Data about app and page elements:
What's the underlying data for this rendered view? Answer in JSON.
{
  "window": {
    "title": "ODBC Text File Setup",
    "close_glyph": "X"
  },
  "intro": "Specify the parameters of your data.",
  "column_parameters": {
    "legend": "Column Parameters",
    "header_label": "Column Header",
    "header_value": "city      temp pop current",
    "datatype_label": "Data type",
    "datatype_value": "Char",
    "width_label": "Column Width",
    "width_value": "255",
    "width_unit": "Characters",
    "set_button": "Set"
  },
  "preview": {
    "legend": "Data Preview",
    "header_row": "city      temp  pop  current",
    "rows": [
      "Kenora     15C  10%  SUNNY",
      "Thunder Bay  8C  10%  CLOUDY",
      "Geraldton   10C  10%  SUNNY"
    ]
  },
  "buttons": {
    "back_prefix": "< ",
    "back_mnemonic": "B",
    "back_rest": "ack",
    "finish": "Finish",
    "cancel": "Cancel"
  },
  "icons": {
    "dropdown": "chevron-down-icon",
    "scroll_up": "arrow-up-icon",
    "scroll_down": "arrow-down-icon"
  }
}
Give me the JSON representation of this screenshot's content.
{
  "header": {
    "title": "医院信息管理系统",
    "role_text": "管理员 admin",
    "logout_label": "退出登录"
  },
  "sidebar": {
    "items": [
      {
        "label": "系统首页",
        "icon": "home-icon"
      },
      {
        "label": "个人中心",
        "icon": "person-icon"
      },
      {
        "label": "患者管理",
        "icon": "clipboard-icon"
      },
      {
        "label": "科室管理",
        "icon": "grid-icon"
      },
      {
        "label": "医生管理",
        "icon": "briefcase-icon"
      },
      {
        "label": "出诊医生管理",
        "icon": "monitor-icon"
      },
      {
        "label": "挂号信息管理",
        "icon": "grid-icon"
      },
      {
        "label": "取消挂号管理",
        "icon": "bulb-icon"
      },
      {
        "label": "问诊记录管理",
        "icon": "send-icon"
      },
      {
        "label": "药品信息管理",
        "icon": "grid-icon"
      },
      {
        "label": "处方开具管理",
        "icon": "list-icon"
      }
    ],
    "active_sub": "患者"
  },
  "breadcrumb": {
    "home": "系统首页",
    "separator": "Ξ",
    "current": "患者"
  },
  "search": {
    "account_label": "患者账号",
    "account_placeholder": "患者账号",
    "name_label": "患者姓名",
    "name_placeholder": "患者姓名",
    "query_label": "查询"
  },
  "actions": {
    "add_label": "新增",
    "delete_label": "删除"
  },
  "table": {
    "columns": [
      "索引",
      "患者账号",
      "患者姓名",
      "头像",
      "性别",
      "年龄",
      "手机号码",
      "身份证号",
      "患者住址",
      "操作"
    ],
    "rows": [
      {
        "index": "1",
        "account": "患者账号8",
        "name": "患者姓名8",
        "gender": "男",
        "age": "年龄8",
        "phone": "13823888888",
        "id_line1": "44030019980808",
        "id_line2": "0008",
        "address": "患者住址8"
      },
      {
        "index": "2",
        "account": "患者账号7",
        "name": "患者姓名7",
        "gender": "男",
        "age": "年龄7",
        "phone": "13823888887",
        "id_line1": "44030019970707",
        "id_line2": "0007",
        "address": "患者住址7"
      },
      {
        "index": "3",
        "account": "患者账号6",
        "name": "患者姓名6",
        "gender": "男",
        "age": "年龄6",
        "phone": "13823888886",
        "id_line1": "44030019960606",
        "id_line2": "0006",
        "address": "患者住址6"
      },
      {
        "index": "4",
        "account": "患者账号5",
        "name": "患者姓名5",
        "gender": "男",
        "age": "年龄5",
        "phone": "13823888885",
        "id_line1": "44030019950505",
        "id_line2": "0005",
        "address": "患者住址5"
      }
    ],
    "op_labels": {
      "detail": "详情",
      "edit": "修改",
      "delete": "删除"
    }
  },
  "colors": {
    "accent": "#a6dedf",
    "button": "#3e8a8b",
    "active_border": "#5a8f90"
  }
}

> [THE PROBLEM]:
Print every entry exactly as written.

> [TASK RESULT]:
What's the underlying data for this rendered view? Answer in JSON.
{
  "window": {
    "title": "ODBC Text File Setup",
    "close_glyph": "X"
  },
  "intro": "Specify the parameters of your data.",
  "column_parameters": {
    "legend": "Column Parameters",
    "header_label": "Column Header",
    "header_value": "city      temp pop current",
    "datatype_label": "Data type",
    "datatype_value": "Char",
    "width_label": "Column Width",
    "width_value": "255",
    "width_unit": "Characters",
    "set_button": "Set"
  },
  "preview": {
    "legend": "Data Preview",
    "header_row": "city      temp  pop  current",
    "rows": [
      "Kenora     15C  10%  SUNNY",
      "Thunder Bay  8C  10%  CLOUDY",
      "Geraldton   10C  10%  SUNNY"
    ]
  },
  "buttons": {
    "back_prefix": "< ",
    "back_mnemonic": "B",
    "back_rest": "ack",
    "finish": "Finish",
    "cancel": "Cancel"
  },
  "icons": {
    "dropdown": "chevron-down-icon",
    "scroll_up": "arrow-up-icon",
    "scroll_down": "arrow-down-icon"
  }
}
Give me the JSON representation of this screenshot's content.
{
  "header": {
    "title": "医院信息管理系统",
    "role_text": "管理员 admin",
    "logout_label": "退出登录"
  },
  "sidebar": {
    "items": [
      {
        "label": "系统首页",
        "icon": "home-icon"
      },
      {
        "label": "个人中心",
        "icon": "person-icon"
      },
      {
        "label": "患者管理",
        "icon": "clipboard-icon"
      },
      {
        "label": "科室管理",
        "icon": "grid-icon"
      },
      {
        "label": "医生管理",
        "icon": "briefcase-icon"
      },
      {
        "label": "出诊医生管理",
        "icon": "monitor-icon"
      },
      {
        "label": "挂号信息管理",
        "icon": "grid-icon"
      },
      {
        "label": "取消挂号管理",
        "icon": "bulb-icon"
      },
      {
        "label": "问诊记录管理",
        "icon": "send-icon"
      },
      {
        "label": "药品信息管理",
        "icon": "grid-icon"
      },
      {
        "label": "处方开具管理",
        "icon": "list-icon"
      }
    ],
    "active_sub": "患者"
  },
  "breadcrumb": {
    "home": "系统首页",
    "separator": "Ξ",
    "current": "患者"
  },
  "search": {
    "account_label": "患者账号",
    "account_placeholder": "患者账号",
    "name_label": "患者姓名",
    "name_placeholder": "患者姓名",
    "query_label": "查询"
  },
  "actions": {
    "add_label": "新增",
    "delete_label": "删除"
  },
  "table": {
    "columns": [
      "索引",
      "患者账号",
      "患者姓名",
      "头像",
      "性别",
      "年龄",
      "手机号码",
      "身份证号",
      "患者住址",
      "操作"
    ],
    "rows": [
      {
        "index": "1",
        "account": "患者账号8",
        "name": "患者姓名8",
        "gender": "男",
        "age": "年龄8",
        "phone": "13823888888",
        "id_line1": "44030019980808",
        "id_line2": "0008",
        "address": "患者住址8"
      },
      {
        "index": "2",
        "account": "患者账号7",
        "name": "患者姓名7",
        "gender": "男",
        "age": "年龄7",
        "phone": "13823888887",
        "id_line1": "44030019970707",
        "id_line2": "0007",
        "address": "患者住址7"
      },
      {
        "index": "3",
        "account": "患者账号6",
        "name": "患者姓名6",
        "gender": "男",
        "age": "年龄6",
        "phone": "13823888886",
        "id_line1": "44030019960606",
        "id_line2": "0006",
        "address": "患者住址6"
      },
      {
        "index": "4",
        "account": "患者账号5",
        "name": "患者姓名5",
        "gender": "男",
        "age": "年龄5",
        "phone": "13823888885",
        "id_line1": "44030019950505",
        "id_line2": "0005",
        "address": "患者住址5"
      }
    ],
    "op_labels": {
      "detail": "详情",
      "edit": "修改",
      "delete": "删除"
    }
  },
  "colors": {
    "accent": "#a6dedf",
    "button": "#3e8a8b",
    "active_border": "#5a8f90"
  }
}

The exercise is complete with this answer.